By Fresno City Councilman Clint Olivier
Fresno made its official entry into the post-Prop. 64 world in November of last year when voters overwhelmingly approved Measure A, the city’s cannabis tax, with a whopping 71 percent of the vote. In December, the city council approved regulations for licensed cannabis outlets, meaning California’s fifth-largest city is finally coming online.
One of the emerging topics for elected officials, industry players, and activists in Fresno is the topic of social equity in cannabis, and the role it should play in the new industry. Social equity is the term that describes policies that attempt to offset the injustices done to individuals throughout the decades of the War on Drugs – the majority of those adversely affected being People of Color and those of limited economic means. Four California cities have already adopted social equity programs: Oakland, San Francisco, Sacramento and Los Angeles.
The spirit and purpose of social equity, according to Marijuana Business Daily, is “to bring more minorities and economically disadvantaged individuals into the state’s cannabis industry.” MBD continues: “The new initiatives are generating high hopes among supporters – and harsh criticism from marijuana industry insiders who believe the programs have unleashed more problems than remedies.”
In Fresno, a city with a population of nearly 530,000, a small but dedicated group of people, doing double-duty as pro-cannabis advocates as well as equity-in-cannabis activists, have put in long hours to keep pressure on city hall to include some kind of social equity element as part of any policy. The regulations have been adopted, but they’re waiting to find out what happens next.
At least one councilmember has already called for the city to do more to expand equity opportunities, hinting that a more robust, or onerous (depending on how one views social equity), policy may be on its way in 2019.

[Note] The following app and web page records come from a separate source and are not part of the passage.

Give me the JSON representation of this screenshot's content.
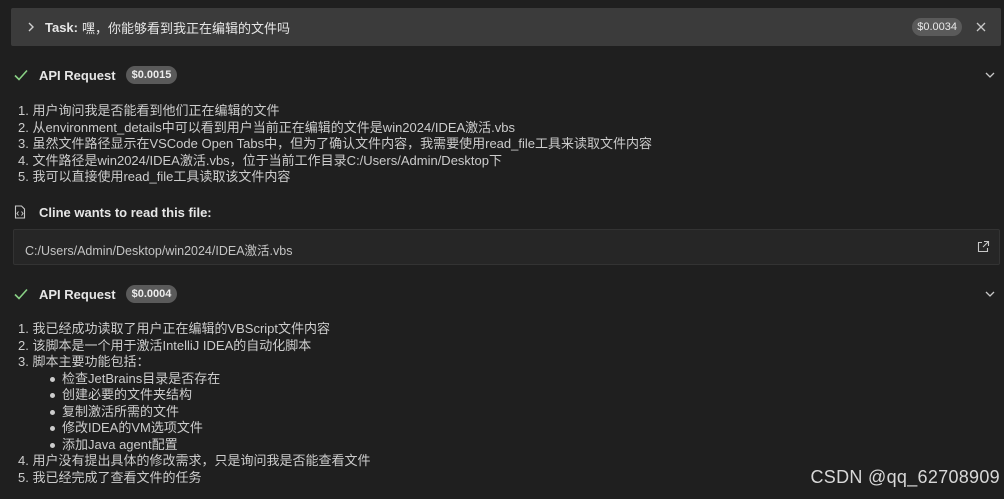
{
  "task": {
    "label": "Task:",
    "text": "嘿，你能够看到我正在编辑的文件吗",
    "cost": "$0.0034"
  },
  "requests": [
    {
      "title": "API Request",
      "cost": "$0.0015",
      "items": [
        "1. 用户询问我是否能看到他们正在编辑的文件",
        "2. 从environment_details中可以看到用户当前正在编辑的文件是win2024/IDEA激活.vbs",
        "3. 虽然文件路径显示在VSCode Open Tabs中，但为了确认文件内容，我需要使用read_file工具来读取文件内容",
        "4. 文件路径是win2024/IDEA激活.vbs，位于当前工作目录C:/Users/Admin/Desktop下",
        "5. 我可以直接使用read_file工具读取该文件内容"
      ]
    },
    {
      "title": "API Request",
      "cost": "$0.0004",
      "items": [
        "1. 我已经成功读取了用户正在编辑的VBScript文件内容",
        "2. 该脚本是一个用于激活IntelliJ IDEA的自动化脚本",
        "3. 脚本主要功能包括："
      ],
      "subitems": [
        "检查JetBrains目录是否存在",
        "创建必要的文件夹结构",
        "复制激活所需的文件",
        "修改IDEA的VM选项文件",
        "添加Java agent配置"
      ],
      "items_after": [
        "4. 用户没有提出具体的修改需求，只是询问我是否能查看文件",
        "5. 我已经完成了查看文件的任务"
      ]
    }
  ],
  "read_file": {
    "title": "Cline wants to read this file:",
    "path": "C:/Users/Admin/Desktop/win2024/IDEA激活.vbs"
  },
  "watermark": "CSDN @qq_62708909",
  "icons": {
    "task_chevron": "chevron-right-icon",
    "close": "close-icon",
    "check": "check-icon",
    "expand": "chevron-down-icon",
    "file_code": "file-code-icon",
    "open": "link-external-icon"
  },
  "colors": {
    "background": "#1f1f1f",
    "task_bar": "#3b3b3b",
    "check_green": "#89d185",
    "badge": "#5a5a5a"
  }
}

However, Fresno may have found the sweet spot that might equally satisfy and frustrate those on each side of the issue. Without specifically using the term per se, Fresno has taken three major steps to provide for social equity:
First, the city’s new regulations eliminate barriers to entry for anyone with prior cannabis convictions. The city council believes it’s important that people with previous cannabis criminal convictions be allowed to participate in the new industry. Those individuals will be allowed to hold any positions within the industry in Fresno, ranging from front desk clerk to owner.
Second, the city’s cannabis tax measure provides for the creation of a “Community Benefit Fund,” which allocates 10% of all tax revenue for neighborhood revitalization in and around locations where cannabis companies of all types are operating. What’s more, the fund will be overseen by a panel of appointees from the neighborhoods themselves. The idea is to use the money to mitigate any effects the businesses may have in the communities in which they are located, and encourage public participation and dialogue about cannabis in Fresno.
Lastly, the regulations require each prospective licensee to provide its own social equity element as part of the application. Nothing specific is called for. Applicants will be encouraged to be creative in formulating their equity pieces. Fresno is a diverse city with many different constituencies living in dozens of unique neighborhoods. It is hoped that by requiring each applicant to furnish its own equity plan, a variety of strategies as diverse as the city’s neighborhoods will be submitted. For example, an applicant may sponsor a employment training program for at-risk youth, while another may hire a fixed percentage of employees from disadvantaged neighborhoods. Funding an anti-drug education and interdiction program for kids could be another idea. The possibilities are endless. In the end, social equity could make the difference between competing proposals, when Fresno’s applications are being scored.
Fresno’s strategy provides a comprehensive way forward to mitigating any effects licensed cannabis businesses may have in neighborhoods. It will engage constituencies and will attempt to right at least some of the injustices of the failed War on Cannabis. The regulations are now in the hands of the city manager, who will spend the first half of the New Year transitioning America’s 34th largest city from a place where the illicit market thrives under prohibition, to a regulated market that will serve as a model for other cities in California and beyond. Stay tuned.
Fresno city council member Clint Olivier is the preeminent municipal Cannabis policy authority in California’s conservative Central Valley. Olivier began his advocacy in the post-Prop 64 environment with the challenges of both a city administration and council majority publicly opposed to cannabis licensing. Through coalition building and media outreach, Olivier changed hearts and minds, securing a unanimous 2017 vote to license retail outlets in Fresno, California’s fifth-largest city.